Copy out every record precisely.
==== Material to process ====
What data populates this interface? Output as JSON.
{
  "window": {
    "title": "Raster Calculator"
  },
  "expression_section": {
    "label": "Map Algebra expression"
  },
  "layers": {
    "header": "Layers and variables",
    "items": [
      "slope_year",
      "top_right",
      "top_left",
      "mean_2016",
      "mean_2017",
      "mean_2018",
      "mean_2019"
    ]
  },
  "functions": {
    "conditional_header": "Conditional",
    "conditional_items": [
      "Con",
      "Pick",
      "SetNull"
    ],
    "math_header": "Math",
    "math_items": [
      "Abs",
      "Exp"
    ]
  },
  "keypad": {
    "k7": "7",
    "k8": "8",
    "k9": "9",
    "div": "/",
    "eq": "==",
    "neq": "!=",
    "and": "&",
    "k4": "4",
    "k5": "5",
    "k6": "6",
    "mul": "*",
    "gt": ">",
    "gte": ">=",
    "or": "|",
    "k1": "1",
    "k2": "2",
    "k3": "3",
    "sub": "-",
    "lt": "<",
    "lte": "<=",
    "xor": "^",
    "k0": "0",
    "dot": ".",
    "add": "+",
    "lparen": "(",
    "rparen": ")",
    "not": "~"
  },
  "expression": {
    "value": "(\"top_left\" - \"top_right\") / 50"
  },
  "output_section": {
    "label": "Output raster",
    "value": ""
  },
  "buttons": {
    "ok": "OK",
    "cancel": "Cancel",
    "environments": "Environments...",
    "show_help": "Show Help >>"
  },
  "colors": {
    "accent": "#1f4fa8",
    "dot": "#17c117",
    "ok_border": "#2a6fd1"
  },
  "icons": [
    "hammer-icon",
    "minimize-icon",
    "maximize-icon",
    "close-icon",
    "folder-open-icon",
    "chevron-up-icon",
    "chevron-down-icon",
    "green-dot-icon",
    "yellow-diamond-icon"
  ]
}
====
* Response box *
What data populates this interface? Output as JSON.
{
  "window": {
    "title": "Raster Calculator"
  },
  "expression_section": {
    "label": "Map Algebra expression"
  },
  "layers": {
    "header": "Layers and variables",
    "items": [
      "slope_year",
      "top_right",
      "top_left",
      "mean_2016",
      "mean_2017",
      "mean_2018",
      "mean_2019"
    ]
  },
  "functions": {
    "conditional_header": "Conditional",
    "conditional_items": [
      "Con",
      "Pick",
      "SetNull"
    ],
    "math_header": "Math",
    "math_items": [
      "Abs",
      "Exp"
    ]
  },
  "keypad": {
    "k7": "7",
    "k8": "8",
    "k9": "9",
    "div": "/",
    "eq": "==",
    "neq": "!=",
    "and": "&",
    "k4": "4",
    "k5": "5",
    "k6": "6",
    "mul": "*",
    "gt": ">",
    "gte": ">=",
    "or": "|",
    "k1": "1",
    "k2": "2",
    "k3": "3",
    "sub": "-",
    "lt": "<",
    "lte": "<=",
    "xor": "^",
    "k0": "0",
    "dot": ".",
    "add": "+",
    "lparen": "(",
    "rparen": ")",
    "not": "~"
  },
  "expression": {
    "value": "(\"top_left\" - \"top_right\") / 50"
  },
  "output_section": {
    "label": "Output raster",
    "value": ""
  },
  "buttons": {
    "ok": "OK",
    "cancel": "Cancel",
    "environments": "Environments...",
    "show_help": "Show Help >>"
  },
  "colors": {
    "accent": "#1f4fa8",
    "dot": "#17c117",
    "ok_border": "#2a6fd1"
  },
  "icons": [
    "hammer-icon",
    "minimize-icon",
    "maximize-icon",
    "close-icon",
    "folder-open-icon",
    "chevron-up-icon",
    "chevron-down-icon",
    "green-dot-icon",
    "yellow-diamond-icon"
  ]
}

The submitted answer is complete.